By 2pm on only our second day in Cuba we had found my mom’s childhood home and made new friends. What I thought was going to take us a few days at the very least was scratched off our list of things to accomplish. So now what to do with the rest of our day? First thing we decided on was finding all of some lunch, we had become very hungry. Our driver and his family knew of a place that had chicken dishes for cheap, sounded perfect right about then.
We found our way to the small restaurant that was seemingly built out of the side of someone’s home. Conversation ensued amongst allof us and this is the point where I feel a little out of place.
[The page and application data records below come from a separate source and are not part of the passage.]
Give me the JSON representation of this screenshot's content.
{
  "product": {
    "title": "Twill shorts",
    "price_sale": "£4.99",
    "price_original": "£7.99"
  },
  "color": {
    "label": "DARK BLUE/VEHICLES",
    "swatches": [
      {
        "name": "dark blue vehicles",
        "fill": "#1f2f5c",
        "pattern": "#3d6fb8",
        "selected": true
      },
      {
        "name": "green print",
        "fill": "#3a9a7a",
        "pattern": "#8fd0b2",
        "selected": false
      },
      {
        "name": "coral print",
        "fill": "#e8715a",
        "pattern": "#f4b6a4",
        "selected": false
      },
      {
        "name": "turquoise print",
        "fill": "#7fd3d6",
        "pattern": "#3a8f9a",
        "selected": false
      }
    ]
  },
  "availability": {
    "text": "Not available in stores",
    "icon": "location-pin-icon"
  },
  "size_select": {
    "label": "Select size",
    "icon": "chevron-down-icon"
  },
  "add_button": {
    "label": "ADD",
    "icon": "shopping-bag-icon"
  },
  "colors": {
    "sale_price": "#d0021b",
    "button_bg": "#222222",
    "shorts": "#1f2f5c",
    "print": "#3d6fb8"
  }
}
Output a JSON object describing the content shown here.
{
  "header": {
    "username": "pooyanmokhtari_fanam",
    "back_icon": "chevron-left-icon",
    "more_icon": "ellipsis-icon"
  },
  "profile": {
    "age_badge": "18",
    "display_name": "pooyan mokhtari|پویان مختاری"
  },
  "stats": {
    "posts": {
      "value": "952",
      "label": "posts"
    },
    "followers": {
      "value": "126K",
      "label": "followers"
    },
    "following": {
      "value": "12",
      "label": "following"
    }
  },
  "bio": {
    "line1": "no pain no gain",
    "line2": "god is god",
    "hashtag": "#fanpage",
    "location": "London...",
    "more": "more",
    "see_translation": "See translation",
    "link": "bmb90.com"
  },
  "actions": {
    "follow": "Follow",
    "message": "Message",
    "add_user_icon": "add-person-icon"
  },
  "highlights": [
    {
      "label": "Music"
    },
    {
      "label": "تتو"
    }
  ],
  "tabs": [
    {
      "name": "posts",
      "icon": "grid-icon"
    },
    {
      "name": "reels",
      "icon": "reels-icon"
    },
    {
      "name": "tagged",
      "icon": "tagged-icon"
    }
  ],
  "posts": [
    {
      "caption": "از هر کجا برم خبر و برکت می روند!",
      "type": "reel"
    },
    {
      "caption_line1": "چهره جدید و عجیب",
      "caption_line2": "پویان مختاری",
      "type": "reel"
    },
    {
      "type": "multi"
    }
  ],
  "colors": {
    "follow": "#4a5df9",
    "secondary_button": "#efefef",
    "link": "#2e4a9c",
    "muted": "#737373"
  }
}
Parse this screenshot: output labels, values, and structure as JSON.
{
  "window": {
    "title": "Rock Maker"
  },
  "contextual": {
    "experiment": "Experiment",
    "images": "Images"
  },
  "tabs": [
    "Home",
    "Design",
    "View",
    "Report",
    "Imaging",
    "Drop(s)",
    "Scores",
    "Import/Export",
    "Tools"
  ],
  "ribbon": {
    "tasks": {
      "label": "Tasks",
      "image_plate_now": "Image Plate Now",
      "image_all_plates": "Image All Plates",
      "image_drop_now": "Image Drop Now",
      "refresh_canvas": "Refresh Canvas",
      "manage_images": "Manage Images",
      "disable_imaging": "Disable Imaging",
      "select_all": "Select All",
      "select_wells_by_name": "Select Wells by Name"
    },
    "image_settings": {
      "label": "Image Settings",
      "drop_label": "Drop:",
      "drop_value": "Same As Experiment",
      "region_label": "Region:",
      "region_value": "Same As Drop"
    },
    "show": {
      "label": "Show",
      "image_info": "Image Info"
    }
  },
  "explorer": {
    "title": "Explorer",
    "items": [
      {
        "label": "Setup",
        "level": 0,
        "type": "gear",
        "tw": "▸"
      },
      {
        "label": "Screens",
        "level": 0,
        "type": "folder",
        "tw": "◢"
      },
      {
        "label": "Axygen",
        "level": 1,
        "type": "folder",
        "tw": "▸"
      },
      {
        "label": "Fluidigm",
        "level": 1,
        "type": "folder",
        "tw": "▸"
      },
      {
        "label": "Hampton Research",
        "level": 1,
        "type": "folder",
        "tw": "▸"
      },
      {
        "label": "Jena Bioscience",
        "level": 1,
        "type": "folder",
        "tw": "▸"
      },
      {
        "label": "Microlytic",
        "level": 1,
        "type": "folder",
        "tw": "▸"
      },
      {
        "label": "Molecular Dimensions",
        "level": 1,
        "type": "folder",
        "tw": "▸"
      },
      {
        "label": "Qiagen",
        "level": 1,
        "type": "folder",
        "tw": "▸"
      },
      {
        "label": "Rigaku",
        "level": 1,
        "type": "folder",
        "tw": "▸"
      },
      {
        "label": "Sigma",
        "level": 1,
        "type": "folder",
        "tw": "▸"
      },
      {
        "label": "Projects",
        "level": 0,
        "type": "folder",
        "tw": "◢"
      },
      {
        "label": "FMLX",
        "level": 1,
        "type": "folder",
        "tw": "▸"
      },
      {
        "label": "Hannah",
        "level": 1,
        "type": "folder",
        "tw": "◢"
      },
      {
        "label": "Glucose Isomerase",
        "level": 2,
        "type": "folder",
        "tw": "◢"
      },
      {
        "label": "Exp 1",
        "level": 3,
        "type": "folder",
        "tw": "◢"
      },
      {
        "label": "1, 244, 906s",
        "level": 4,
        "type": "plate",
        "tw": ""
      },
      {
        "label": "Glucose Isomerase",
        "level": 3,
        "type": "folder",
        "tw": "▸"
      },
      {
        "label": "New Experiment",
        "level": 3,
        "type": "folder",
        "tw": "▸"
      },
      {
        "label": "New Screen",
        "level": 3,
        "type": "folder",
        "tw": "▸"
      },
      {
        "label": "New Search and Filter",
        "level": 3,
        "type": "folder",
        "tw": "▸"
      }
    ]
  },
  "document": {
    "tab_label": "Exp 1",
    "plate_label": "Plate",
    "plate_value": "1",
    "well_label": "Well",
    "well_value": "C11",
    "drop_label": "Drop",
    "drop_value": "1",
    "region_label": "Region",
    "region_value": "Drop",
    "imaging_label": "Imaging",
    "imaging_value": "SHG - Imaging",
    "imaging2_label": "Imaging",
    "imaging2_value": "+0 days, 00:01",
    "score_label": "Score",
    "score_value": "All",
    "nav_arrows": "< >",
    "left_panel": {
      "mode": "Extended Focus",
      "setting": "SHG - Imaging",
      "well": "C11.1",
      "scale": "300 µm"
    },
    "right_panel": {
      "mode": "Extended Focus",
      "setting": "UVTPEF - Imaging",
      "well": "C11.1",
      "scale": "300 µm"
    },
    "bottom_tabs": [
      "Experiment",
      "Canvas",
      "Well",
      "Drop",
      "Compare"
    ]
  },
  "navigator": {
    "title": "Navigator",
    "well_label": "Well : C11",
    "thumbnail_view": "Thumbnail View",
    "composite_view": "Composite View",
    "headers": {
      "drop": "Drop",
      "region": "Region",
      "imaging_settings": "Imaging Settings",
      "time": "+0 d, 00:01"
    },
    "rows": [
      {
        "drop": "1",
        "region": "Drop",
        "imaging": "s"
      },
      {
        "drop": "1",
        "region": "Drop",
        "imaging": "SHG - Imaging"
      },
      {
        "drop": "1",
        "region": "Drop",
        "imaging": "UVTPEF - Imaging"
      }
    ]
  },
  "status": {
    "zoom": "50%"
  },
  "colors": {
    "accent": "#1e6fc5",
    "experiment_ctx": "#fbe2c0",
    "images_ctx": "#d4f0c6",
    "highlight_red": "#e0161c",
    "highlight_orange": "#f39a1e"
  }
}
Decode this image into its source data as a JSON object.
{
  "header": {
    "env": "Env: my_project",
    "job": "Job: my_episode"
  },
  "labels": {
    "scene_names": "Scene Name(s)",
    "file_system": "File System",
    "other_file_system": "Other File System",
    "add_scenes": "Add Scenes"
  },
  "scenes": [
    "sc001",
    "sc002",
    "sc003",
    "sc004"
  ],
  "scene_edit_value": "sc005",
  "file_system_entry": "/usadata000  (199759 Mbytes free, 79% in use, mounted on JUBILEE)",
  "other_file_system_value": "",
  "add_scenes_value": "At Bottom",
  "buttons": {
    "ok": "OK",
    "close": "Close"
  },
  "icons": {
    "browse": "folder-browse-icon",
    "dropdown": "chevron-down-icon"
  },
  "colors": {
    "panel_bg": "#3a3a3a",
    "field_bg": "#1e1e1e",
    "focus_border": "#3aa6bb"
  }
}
My spanish is not that strong, especially to hold extended back and forth. I’m able to pay attention and follow along, but not participate. I take these moments to myself to observe my surroundings. It was at this luncheon that I first noticed the lack of paper supplies in Cuba.
Items like napkins, bounty, and toilet paper are scarce. They are a kind of luxury here. Everything is so expensive for Cuba to import, so items like paper goods aren’t as abundant as they are here in the states. I don’t think this is a bad thing considering how much waste we have here in this country. I’m as guilty of waste as anyone else, maybe even more so. There’s no throw away towels used to clean tables when a rag can be used, washed, and reused. This is really the right way to do things. As for toilet paper… well, you have to ask for a few tissues as need be. This is common for a few bars and restaurants we went to. Many of the more upscale places have paper at your disposal. But if you do get to visit Cuba, please remember that it’s especially difficult for them to get these items. It’s not uncommon for american families to send care packages with these kinds of goods in them.
Our driver, the patriarch of the family, sent his daughter to fetch a hand towel from the parked car. It was not unlike the kind used at cafes or hanging from the stove handle in my house. We ate our delicious grilled chicken lunch platter and passed around the hand rag to clean up. This chicken locale is one frequented by the local people, not so much the tourists. As such it was a very cheap meal. I think it came out to be just a couple of dollars each. Prices for food in Cuba can vary pretty widely, but coming from NYC sticker shock is rarely ever happens for me. I believe the most expensive meal I had was at a an amazing restaurant called Paladar El Idilio. They were located only a few blocks from the home we were staying at. I had dinner there practically every night we stayed in Vedado. On average I spent $12-$15 a meal there. But the food was exquisite.
After lunch we were off to explore Havanna for the first time. Our first stop on the way to Havanna was the Plaza de la Revolucion. This is where the iconic picture of a building with Che’s face can be found. The plaza has a large parking lot located centrally between the buildings and the Jose Marti monument. I spent about a half hour here setting up my tripod and taking some panoramas. I watched as a couple buses stopped and the tourists within disembarked. The guide corralled them and would explain the significance of the buildings in front of them. I packed up my gear and we were off to Havana.
It was early still, maybe four or five PM. We drove around Havana for a little bit, but this kind of sightseeing is a blur for me. Everntually we left the city area to pass under a tunnel to an island across. Here we stopped at a vista point that lover looks Havana’s skyline. Here to my back was the impressively tall Christo de la Havana. This is by far the largest sculpture of Jesus that I had seen in person.
What is more impressive to me though was the incredible view that lay in front of me. I must’ve spent forty-five minutes to an hour here taking multiple panoramas, and enjoying the moments between the shutter clicks.
The sun was beginning to set and we had one more place to visit before days end. A quick car trip, just minutes away, was El Morro. El morro is a defensive structure built of stone to defend Havana, cannons and all. At the top is a light house that still functions. The sky has turned a deep orange as if it were a smoldering fire. Without the sun the temperature had dropped drastically. I had lost so much light that I was doing super long exposure photos. I think the longest photo I took was a little over ten minutes. It came out fine, but wasn’t the best of my set. I’m freezing now and I’ve lost all light. Cuba is wonderfully alive, lit up by the incandescent lights. We call it an extremely successful day and head home. This would be a fairly common day for us. Up and out early and back home by early evening, dinner and asleep by nine or ten pm. I don’t think I kept that kind of schedule since I was in the eighth grade.
I had seen Cuba from afar. The next day I would aim to see it up close.